Of the thousands of successful music channels on YouTube, one of my personal favorites is the Piano Guys. If you’re unfamiliar with the group, here’s a quick synopsis: the Piano Guys are a Utah group that has tapped into the talents of pianist Jon Schmidt and cellist Steven Sharp Nelson, along with a troupe of other wildly talented musicians, producers and filmmakers. The group is incredibly skilled at creating stunning visual and aural content.
I loosely followed the Piano Guys’ videos for a couple years and I was pleased that a group from Utah was creating stellar content and growing popular on YouTube. As fate would have it, I randomly had an opportunity to assist with a live video shoot of the Piano Guys Christmas concert in 2012. I ran a camera during the show. I was stoked to be there— live shoots are a unique thrill.

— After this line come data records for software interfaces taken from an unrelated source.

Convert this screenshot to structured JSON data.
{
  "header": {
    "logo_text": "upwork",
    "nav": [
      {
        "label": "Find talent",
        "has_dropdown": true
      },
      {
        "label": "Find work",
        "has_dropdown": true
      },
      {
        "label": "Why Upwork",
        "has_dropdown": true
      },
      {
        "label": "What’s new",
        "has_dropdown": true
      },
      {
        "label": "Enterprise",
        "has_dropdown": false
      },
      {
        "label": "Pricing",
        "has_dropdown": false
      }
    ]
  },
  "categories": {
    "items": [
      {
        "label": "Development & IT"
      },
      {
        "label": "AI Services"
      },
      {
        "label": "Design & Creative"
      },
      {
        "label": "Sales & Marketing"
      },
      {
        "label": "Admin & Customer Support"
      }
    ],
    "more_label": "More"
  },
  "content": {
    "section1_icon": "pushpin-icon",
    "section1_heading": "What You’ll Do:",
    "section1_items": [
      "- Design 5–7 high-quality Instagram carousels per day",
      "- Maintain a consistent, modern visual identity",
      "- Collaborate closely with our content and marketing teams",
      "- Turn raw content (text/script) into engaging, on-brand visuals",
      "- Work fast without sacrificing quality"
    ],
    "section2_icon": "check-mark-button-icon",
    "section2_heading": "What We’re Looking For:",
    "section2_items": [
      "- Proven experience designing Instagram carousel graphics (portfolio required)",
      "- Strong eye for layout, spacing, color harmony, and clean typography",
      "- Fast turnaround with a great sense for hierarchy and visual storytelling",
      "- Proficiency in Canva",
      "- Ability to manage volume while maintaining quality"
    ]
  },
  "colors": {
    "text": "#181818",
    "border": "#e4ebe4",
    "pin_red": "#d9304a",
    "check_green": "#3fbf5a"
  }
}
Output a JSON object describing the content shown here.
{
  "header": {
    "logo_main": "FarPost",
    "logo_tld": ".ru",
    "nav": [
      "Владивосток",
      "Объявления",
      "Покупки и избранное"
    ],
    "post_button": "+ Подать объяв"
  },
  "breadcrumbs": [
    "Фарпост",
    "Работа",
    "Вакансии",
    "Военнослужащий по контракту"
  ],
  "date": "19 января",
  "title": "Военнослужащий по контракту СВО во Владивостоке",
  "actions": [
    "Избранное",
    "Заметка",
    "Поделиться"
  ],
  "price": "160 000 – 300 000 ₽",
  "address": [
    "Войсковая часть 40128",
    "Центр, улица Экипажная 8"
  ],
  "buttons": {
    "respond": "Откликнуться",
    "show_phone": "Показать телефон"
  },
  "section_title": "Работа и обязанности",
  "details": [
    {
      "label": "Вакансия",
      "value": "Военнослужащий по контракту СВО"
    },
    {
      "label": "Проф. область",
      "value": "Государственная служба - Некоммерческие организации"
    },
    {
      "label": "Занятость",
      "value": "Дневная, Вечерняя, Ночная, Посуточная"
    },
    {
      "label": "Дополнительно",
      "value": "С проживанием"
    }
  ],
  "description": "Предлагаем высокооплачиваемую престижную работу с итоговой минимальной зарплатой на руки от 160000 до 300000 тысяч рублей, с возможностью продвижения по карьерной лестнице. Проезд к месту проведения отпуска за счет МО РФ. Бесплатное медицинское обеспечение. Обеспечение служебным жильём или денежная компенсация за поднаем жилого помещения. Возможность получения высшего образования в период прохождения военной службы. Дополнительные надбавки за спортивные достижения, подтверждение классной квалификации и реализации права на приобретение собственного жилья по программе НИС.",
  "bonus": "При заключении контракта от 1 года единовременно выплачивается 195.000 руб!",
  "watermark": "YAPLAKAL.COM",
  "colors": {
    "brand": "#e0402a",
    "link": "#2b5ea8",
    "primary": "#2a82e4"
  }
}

During the intermission, I was standing backstage taking it all in. While I was trying to wrap my head around all the wires and equipment, Steven Sharp Nelson came wandering past me. I stopped him with an uncomfortable, “You’re Steven, right?” Of course he was; I’d just been filming him for the last hour. Despite my awkward conversation starter, he was very kind. We chatted for a couple seconds, then I asked him this question: What is the best thing about this entire experience? The Piano Guys have more than 134 million views on YouTube. Every video they post goes viral. They just signed a record deal with Sony. They were in the thick of their biggest successes to date. With all the hype of the moment, Steven’s response to my question surprised me. He said, “The best part about all of this is that I get to share the music. I get to touch people and move people with what I’m doing.”
He didn’t mention money, notoriety or his talents. He didn’t mention YouTube videos with more than 24 million views. He simply wanted to share the music and touch people’s lives. The idea was profound.
As I drove home later that night, I found myself thinking about what I want to share with the world. What talents do I have that will make the world a better place? How can I positively impact people and touch their lives? I don’t have all the answers yet. I’m not certain where my life road will take me, but I’m figuring it out. I’m pursuing it. I’m moving in a direction. And I am confident that many times in our lives we simply have to overcome the inertia of standing still in order to figure out what music we need to share with the world.